The waiver does not allow regulators to enforce several federal environmental laws, Shannon Anderson, an attorney with Powder River Basin Resource Council, a landowners group, confirmed.
NTEC has repeatedly asserted it remains committed to upholding all state and federal laws. A spokeswoman for the company also told the Star-Tribune employees working in the mines have recourse under the agreement.
“We take our responsibilities to the communities where we work very seriously and are committed to be a good neighbor and steward of the land,” said Clark Moseley, NTEC’s CEO, in a statement.
NTEC’s Powder River Basin coal mines produced 11.6 million tons of coal in last year’s fourth quarter.
In addition to the Wyoming mines, the company also purchased the Spring Creek mine in Montana. The majority of employees at the facility live in Sheridan County, Wyoming.
But negotiations with Montana Department of Environmental Quality over the company’s sovereign immunity status continue to weigh on NTEC.
A dispute over the company’s sovereign immunity brought the Spring Creek mine to a standstill the day after the sale closed in October. Though the mine has since resumed full operations, NTEC has yet to secure a long-term agreement with Montana regulators.The temporary agreement allowing NTEC to operate as a contract miner in the state is set to expire in March.A wave of coal company bankruptcies has dragged Wyoming through years of economic turbulence. Half a dozen coal bankruptcies have shaken the state since 2015.

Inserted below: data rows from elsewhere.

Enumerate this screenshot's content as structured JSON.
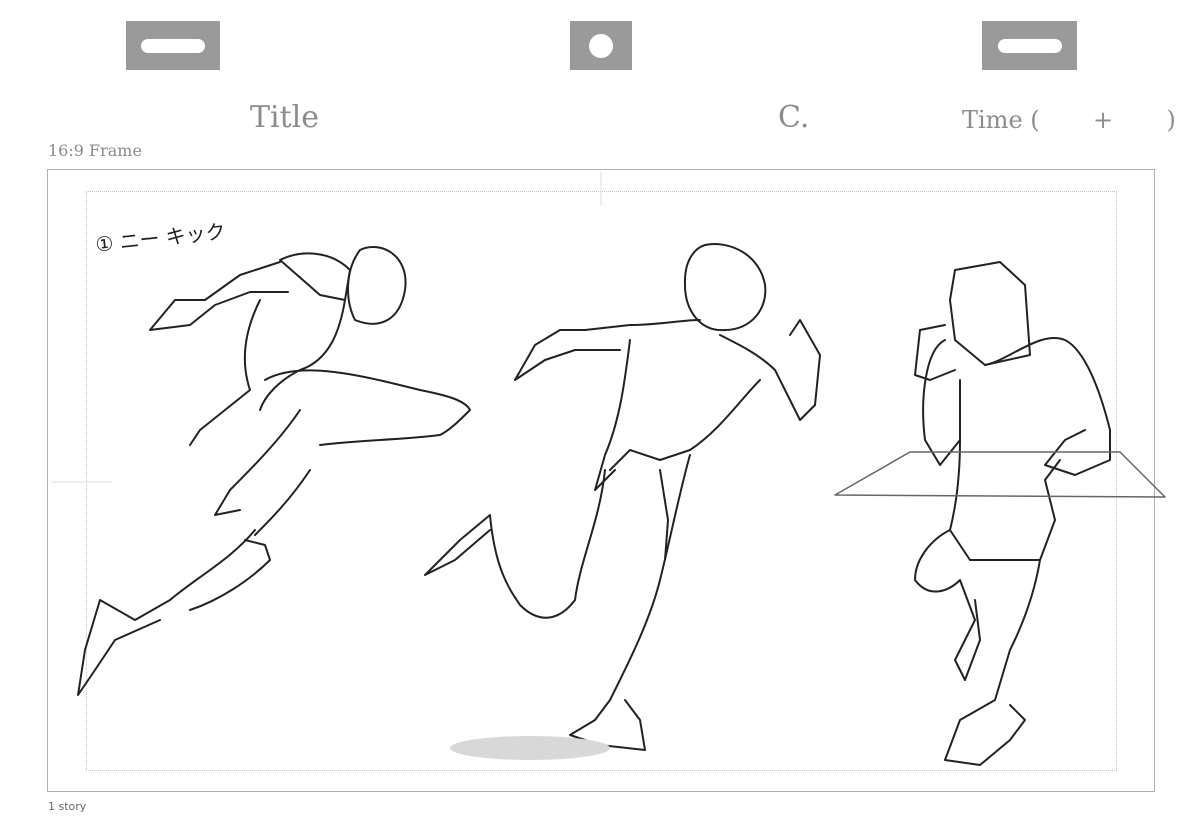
{
  "header": {
    "title_label": "Title",
    "cut_label": "C.",
    "time_label": "Time (       +       )"
  },
  "frame": {
    "label": "16:9 Frame"
  },
  "footer": {
    "story_label": "1 story"
  },
  "annotation": {
    "number": "①",
    "text": "ニー キック"
  }
}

Follow the latest on Wyoming’s energy industry at @camillereports